[Information provided]
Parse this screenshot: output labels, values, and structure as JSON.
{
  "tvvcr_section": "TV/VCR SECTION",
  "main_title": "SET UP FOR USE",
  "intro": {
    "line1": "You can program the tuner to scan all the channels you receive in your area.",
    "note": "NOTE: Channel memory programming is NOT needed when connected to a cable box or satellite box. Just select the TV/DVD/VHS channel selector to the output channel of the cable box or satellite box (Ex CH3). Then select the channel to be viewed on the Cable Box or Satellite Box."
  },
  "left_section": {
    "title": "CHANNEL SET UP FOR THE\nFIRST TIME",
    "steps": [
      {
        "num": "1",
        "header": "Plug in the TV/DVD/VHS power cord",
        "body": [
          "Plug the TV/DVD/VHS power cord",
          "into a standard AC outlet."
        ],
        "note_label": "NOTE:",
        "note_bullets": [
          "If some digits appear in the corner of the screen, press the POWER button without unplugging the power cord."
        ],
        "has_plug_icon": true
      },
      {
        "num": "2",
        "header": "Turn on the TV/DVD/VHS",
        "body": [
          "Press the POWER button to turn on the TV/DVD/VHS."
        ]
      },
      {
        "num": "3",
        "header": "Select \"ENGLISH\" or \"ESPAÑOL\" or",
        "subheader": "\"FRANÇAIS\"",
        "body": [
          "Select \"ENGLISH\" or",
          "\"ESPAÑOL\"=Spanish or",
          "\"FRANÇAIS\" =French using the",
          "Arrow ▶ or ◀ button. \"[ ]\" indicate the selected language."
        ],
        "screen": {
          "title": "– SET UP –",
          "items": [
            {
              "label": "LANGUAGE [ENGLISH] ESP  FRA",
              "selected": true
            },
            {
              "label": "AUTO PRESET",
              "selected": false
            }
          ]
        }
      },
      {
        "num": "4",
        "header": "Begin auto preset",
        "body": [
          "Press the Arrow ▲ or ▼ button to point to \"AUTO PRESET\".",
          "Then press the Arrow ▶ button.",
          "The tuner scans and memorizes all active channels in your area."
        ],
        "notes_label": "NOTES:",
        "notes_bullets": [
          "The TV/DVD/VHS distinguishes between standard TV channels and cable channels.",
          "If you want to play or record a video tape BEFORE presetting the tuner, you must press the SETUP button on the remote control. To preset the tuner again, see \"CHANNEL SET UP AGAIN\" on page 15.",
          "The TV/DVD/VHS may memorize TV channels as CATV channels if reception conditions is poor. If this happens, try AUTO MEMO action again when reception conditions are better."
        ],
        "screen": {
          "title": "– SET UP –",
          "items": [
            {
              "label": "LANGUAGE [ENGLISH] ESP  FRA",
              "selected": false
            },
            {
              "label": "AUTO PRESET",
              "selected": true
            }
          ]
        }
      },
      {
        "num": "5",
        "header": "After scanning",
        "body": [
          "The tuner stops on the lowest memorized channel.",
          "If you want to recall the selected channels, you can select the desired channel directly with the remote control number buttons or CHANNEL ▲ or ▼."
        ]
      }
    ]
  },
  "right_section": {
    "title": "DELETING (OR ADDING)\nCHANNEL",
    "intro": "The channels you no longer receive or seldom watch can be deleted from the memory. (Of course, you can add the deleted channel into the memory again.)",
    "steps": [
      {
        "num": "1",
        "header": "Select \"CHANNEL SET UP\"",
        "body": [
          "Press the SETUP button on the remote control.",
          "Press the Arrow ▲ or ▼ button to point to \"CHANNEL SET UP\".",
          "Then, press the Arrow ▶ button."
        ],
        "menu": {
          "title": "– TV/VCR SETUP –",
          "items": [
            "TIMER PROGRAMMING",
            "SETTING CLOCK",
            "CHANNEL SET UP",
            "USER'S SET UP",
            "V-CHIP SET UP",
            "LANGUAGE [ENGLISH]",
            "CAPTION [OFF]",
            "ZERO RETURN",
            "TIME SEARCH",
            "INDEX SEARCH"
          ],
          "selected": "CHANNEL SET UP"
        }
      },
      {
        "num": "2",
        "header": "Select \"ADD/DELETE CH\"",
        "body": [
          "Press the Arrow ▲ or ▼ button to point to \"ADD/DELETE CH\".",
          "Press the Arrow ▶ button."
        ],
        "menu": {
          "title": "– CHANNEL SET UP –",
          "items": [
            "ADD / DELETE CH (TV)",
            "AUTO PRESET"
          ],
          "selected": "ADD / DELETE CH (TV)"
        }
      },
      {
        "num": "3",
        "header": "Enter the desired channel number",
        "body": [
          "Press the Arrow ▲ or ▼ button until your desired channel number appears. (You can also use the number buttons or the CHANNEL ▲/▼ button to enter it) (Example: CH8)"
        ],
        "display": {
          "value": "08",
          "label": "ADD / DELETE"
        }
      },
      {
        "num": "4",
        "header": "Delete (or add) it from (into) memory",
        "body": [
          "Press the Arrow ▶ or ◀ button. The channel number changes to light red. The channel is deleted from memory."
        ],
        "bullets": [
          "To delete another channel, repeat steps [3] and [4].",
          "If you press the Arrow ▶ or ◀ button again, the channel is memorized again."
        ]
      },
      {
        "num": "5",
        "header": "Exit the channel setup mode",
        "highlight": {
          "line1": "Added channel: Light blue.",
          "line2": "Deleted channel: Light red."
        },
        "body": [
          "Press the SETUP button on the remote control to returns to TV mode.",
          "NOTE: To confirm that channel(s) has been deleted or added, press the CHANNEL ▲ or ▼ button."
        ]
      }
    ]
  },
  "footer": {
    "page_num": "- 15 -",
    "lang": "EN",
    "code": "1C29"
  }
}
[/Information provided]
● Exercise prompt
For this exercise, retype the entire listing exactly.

● Solution for this exercise
Parse this screenshot: output labels, values, and structure as JSON.
{
  "tvvcr_section": "TV/VCR SECTION",
  "main_title": "SET UP FOR USE",
  "intro": {
    "line1": "You can program the tuner to scan all the channels you receive in your area.",
    "note": "NOTE: Channel memory programming is NOT needed when connected to a cable box or satellite box. Just select the TV/DVD/VHS channel selector to the output channel of the cable box or satellite box (Ex CH3). Then select the channel to be viewed on the Cable Box or Satellite Box."
  },
  "left_section": {
    "title": "CHANNEL SET UP FOR THE\nFIRST TIME",
    "steps": [
      {
        "num": "1",
        "header": "Plug in the TV/DVD/VHS power cord",
        "body": [
          "Plug the TV/DVD/VHS power cord",
          "into a standard AC outlet."
        ],
        "note_label": "NOTE:",
        "note_bullets": [
          "If some digits appear in the corner of the screen, press the POWER button without unplugging the power cord."
        ],
        "has_plug_icon": true
      },
      {
        "num": "2",
        "header": "Turn on the TV/DVD/VHS",
        "body": [
          "Press the POWER button to turn on the TV/DVD/VHS."
        ]
      },
      {
        "num": "3",
        "header": "Select \"ENGLISH\" or \"ESPAÑOL\" or",
        "subheader": "\"FRANÇAIS\"",
        "body": [
          "Select \"ENGLISH\" or",
          "\"ESPAÑOL\"=Spanish or",
          "\"FRANÇAIS\" =French using the",
          "Arrow ▶ or ◀ button. \"[ ]\" indicate the selected language."
        ],
        "screen": {
          "title": "– SET UP –",
          "items": [
            {
              "label": "LANGUAGE [ENGLISH] ESP  FRA",
              "selected": true
            },
            {
              "label": "AUTO PRESET",
              "selected": false
            }
          ]
        }
      },
      {
        "num": "4",
        "header": "Begin auto preset",
        "body": [
          "Press the Arrow ▲ or ▼ button to point to \"AUTO PRESET\".",
          "Then press the Arrow ▶ button.",
          "The tuner scans and memorizes all active channels in your area."
        ],
        "notes_label": "NOTES:",
        "notes_bullets": [
          "The TV/DVD/VHS distinguishes between standard TV channels and cable channels.",
          "If you want to play or record a video tape BEFORE presetting the tuner, you must press the SETUP button on the remote control. To preset the tuner again, see \"CHANNEL SET UP AGAIN\" on page 15.",
          "The TV/DVD/VHS may memorize TV channels as CATV channels if reception conditions is poor. If this happens, try AUTO MEMO action again when reception conditions are better."
        ],
        "screen": {
          "title": "– SET UP –",
          "items": [
            {
              "label": "LANGUAGE [ENGLISH] ESP  FRA",
              "selected": false
            },
            {
              "label": "AUTO PRESET",
              "selected": true
            }
          ]
        }
      },
      {
        "num": "5",
        "header": "After scanning",
        "body": [
          "The tuner stops on the lowest memorized channel.",
          "If you want to recall the selected channels, you can select the desired channel directly with the remote control number buttons or CHANNEL ▲ or ▼."
        ]
      }
    ]
  },
  "right_section": {
    "title": "DELETING (OR ADDING)\nCHANNEL",
    "intro": "The channels you no longer receive or seldom watch can be deleted from the memory. (Of course, you can add the deleted channel into the memory again.)",
    "steps": [
      {
        "num": "1",
        "header": "Select \"CHANNEL SET UP\"",
        "body": [
          "Press the SETUP button on the remote control.",
          "Press the Arrow ▲ or ▼ button to point to \"CHANNEL SET UP\".",
          "Then, press the Arrow ▶ button."
        ],
        "menu": {
          "title": "– TV/VCR SETUP –",
          "items": [
            "TIMER PROGRAMMING",
            "SETTING CLOCK",
            "CHANNEL SET UP",
            "USER'S SET UP",
            "V-CHIP SET UP",
            "LANGUAGE [ENGLISH]",
            "CAPTION [OFF]",
            "ZERO RETURN",
            "TIME SEARCH",
            "INDEX SEARCH"
          ],
          "selected": "CHANNEL SET UP"
        }
      },
      {
        "num": "2",
        "header": "Select \"ADD/DELETE CH\"",
        "body": [
          "Press the Arrow ▲ or ▼ button to point to \"ADD/DELETE CH\".",
          "Press the Arrow ▶ button."
        ],
        "menu": {
          "title": "– CHANNEL SET UP –",
          "items": [
            "ADD / DELETE CH (TV)",
            "AUTO PRESET"
          ],
          "selected": "ADD / DELETE CH (TV)"
        }
      },
      {
        "num": "3",
        "header": "Enter the desired channel number",
        "body": [
          "Press the Arrow ▲ or ▼ button until your desired channel number appears. (You can also use the number buttons or the CHANNEL ▲/▼ button to enter it) (Example: CH8)"
        ],
        "display": {
          "value": "08",
          "label": "ADD / DELETE"
        }
      },
      {
        "num": "4",
        "header": "Delete (or add) it from (into) memory",
        "body": [
          "Press the Arrow ▶ or ◀ button. The channel number changes to light red. The channel is deleted from memory."
        ],
        "bullets": [
          "To delete another channel, repeat steps [3] and [4].",
          "If you press the Arrow ▶ or ◀ button again, the channel is memorized again."
        ]
      },
      {
        "num": "5",
        "header": "Exit the channel setup mode",
        "highlight": {
          "line1": "Added channel: Light blue.",
          "line2": "Deleted channel: Light red."
        },
        "body": [
          "Press the SETUP button on the remote control to returns to TV mode.",
          "NOTE: To confirm that channel(s) has been deleted or added, press the CHANNEL ▲ or ▼ button."
        ]
      }
    ]
  },
  "footer": {
    "page_num": "- 15 -",
    "lang": "EN",
    "code": "1C29"
  }
}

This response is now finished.